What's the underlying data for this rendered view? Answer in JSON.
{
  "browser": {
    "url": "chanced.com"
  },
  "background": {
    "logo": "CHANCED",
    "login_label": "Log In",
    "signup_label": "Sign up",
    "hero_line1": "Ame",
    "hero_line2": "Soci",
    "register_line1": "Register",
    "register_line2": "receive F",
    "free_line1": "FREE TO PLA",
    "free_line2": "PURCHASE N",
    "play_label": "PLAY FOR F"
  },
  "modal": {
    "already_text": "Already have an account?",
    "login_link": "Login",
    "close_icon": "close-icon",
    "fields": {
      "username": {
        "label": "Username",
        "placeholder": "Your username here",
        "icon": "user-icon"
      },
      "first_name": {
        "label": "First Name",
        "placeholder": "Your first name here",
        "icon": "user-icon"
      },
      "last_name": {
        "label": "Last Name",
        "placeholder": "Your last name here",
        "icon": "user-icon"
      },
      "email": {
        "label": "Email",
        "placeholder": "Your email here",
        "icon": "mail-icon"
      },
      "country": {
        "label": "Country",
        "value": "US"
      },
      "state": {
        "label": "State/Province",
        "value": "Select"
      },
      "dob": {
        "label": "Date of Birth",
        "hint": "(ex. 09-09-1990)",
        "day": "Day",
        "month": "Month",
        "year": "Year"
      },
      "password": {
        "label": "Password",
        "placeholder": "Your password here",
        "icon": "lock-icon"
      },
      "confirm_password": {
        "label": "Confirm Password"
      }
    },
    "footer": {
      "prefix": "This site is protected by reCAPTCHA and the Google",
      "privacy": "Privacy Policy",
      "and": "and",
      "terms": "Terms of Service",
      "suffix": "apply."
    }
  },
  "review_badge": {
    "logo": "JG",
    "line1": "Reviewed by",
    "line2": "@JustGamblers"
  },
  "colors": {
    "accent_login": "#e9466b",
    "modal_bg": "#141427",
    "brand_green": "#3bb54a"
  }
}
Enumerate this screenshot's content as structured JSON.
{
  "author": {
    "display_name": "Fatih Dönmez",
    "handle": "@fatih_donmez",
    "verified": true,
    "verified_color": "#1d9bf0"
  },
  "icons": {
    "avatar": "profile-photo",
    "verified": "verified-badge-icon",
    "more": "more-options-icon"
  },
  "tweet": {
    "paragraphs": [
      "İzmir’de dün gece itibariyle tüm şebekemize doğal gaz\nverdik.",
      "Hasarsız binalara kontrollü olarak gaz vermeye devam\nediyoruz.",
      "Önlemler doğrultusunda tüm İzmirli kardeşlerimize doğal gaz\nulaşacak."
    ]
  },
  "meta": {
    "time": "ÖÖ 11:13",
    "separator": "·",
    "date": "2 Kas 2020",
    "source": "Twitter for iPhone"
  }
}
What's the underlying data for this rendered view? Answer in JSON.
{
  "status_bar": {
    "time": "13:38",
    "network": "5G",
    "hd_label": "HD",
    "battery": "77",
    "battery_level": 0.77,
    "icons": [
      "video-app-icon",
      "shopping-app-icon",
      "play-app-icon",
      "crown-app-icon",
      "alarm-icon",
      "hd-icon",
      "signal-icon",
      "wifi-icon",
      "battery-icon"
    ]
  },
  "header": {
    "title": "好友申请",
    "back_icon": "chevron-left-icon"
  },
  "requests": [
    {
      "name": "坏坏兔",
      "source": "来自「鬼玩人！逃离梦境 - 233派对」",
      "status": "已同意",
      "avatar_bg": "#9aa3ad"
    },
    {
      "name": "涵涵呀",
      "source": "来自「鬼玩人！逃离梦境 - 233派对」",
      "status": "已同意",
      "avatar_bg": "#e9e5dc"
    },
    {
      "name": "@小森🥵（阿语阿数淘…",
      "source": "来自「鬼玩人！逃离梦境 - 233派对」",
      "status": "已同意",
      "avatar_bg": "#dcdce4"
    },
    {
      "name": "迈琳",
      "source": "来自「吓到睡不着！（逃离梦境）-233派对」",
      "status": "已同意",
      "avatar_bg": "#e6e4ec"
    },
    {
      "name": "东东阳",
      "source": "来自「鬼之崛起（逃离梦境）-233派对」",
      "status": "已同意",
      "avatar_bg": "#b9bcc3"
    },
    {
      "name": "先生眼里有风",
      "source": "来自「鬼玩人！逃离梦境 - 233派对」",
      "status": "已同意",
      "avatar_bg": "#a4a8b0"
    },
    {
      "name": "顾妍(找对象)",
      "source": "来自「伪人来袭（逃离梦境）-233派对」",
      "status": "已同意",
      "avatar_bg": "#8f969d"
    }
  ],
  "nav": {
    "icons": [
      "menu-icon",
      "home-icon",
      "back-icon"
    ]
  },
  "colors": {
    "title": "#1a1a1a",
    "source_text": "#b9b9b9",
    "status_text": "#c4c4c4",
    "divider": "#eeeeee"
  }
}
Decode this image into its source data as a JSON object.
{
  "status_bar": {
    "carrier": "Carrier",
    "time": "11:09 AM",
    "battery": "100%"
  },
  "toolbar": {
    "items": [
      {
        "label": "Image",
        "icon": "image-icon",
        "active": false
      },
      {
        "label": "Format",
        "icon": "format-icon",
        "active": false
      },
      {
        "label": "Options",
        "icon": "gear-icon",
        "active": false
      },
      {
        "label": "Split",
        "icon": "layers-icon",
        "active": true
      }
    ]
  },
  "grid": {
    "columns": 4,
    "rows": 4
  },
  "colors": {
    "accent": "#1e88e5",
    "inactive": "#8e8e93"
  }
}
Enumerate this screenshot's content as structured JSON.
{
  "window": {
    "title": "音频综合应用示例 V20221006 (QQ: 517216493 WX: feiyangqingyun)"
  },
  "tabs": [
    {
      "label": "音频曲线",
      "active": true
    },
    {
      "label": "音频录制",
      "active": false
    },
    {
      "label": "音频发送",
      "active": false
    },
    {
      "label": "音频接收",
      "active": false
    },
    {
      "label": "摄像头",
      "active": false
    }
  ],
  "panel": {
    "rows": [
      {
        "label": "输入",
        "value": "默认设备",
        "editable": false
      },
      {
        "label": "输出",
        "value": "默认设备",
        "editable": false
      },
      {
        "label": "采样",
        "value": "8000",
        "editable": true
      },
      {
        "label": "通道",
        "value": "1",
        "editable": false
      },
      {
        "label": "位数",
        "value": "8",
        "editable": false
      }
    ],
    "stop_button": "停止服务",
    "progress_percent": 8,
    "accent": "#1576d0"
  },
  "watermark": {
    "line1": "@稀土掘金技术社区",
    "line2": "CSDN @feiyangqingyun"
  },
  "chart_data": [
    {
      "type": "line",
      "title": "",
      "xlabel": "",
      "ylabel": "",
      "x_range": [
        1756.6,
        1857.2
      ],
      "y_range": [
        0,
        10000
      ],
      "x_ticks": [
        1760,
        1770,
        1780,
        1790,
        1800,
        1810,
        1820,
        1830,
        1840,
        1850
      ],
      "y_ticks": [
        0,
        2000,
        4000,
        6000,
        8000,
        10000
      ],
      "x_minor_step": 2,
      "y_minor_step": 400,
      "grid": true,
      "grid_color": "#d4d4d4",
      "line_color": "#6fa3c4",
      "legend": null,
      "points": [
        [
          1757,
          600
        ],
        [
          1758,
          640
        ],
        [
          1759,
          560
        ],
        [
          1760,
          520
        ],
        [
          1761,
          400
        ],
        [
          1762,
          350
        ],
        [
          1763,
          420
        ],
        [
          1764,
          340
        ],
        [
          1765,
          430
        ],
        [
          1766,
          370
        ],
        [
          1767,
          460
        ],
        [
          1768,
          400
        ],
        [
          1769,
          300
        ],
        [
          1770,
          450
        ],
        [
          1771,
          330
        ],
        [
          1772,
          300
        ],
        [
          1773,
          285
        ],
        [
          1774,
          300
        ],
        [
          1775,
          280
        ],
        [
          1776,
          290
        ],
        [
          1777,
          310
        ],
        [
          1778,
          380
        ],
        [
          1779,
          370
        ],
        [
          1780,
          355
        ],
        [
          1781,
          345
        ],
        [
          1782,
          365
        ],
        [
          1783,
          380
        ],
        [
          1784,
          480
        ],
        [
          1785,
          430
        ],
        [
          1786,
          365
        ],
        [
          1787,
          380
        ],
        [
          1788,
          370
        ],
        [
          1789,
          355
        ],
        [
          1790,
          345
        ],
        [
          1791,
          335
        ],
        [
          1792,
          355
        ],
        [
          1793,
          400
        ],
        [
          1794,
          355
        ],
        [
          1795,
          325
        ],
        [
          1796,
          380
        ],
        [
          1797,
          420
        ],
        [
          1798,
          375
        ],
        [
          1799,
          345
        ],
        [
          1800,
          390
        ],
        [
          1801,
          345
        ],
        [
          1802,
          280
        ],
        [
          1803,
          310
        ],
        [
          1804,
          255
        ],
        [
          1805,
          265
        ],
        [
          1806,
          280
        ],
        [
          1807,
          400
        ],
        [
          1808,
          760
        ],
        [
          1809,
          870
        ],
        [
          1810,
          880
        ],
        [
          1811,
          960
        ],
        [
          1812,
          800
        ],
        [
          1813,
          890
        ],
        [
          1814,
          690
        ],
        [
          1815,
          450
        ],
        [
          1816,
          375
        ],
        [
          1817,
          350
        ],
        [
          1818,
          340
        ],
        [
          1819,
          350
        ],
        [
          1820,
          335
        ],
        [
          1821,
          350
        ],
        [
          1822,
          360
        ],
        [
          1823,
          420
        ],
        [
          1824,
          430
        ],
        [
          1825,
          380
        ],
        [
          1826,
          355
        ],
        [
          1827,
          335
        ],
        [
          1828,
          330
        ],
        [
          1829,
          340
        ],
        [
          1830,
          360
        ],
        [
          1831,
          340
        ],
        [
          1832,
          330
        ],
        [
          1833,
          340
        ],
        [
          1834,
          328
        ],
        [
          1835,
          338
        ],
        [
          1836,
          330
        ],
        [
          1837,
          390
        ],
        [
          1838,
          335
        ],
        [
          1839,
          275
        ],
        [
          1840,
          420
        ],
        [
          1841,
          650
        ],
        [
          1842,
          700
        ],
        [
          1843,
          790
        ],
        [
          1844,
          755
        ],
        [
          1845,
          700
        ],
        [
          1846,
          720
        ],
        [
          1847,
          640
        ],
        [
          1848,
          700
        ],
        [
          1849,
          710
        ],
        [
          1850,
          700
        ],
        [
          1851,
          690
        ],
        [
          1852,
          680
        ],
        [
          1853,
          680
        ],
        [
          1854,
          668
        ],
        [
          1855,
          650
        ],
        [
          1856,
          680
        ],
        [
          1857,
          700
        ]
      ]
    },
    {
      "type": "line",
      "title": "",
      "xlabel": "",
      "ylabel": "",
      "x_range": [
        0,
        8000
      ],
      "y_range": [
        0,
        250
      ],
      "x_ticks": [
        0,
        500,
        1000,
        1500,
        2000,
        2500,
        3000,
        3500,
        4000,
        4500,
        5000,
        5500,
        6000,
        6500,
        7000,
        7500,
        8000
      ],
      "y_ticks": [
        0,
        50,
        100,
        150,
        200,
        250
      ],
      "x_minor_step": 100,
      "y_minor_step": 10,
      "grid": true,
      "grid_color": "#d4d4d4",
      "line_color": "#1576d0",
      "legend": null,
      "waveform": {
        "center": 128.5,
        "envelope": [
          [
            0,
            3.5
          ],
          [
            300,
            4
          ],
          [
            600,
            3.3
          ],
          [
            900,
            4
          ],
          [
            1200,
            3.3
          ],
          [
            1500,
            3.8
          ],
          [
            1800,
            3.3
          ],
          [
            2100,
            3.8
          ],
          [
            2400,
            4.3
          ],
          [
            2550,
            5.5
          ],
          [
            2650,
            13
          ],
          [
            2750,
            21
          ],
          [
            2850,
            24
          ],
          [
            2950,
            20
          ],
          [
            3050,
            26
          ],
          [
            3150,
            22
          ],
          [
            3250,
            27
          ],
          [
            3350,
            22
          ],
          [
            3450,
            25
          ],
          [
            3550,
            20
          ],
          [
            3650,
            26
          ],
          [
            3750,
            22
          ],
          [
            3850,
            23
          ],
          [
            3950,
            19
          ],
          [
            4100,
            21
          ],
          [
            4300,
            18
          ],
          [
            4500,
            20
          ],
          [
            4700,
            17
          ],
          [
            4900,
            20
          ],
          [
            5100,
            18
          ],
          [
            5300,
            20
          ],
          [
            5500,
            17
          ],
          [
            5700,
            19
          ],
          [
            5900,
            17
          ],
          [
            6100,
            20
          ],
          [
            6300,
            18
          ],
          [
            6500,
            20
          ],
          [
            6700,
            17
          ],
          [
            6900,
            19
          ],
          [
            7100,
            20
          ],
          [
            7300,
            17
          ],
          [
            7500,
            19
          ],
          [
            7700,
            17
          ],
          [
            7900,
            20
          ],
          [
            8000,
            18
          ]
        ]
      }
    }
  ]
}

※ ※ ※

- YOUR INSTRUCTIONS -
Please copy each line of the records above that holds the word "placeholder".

- RESULT OF THE EXERCISE -
        "placeholder": "Your username here",
        "placeholder": "Your first name here",
        "placeholder": "Your last name here",
        "placeholder": "Your email here",
        "placeholder": "Your password here",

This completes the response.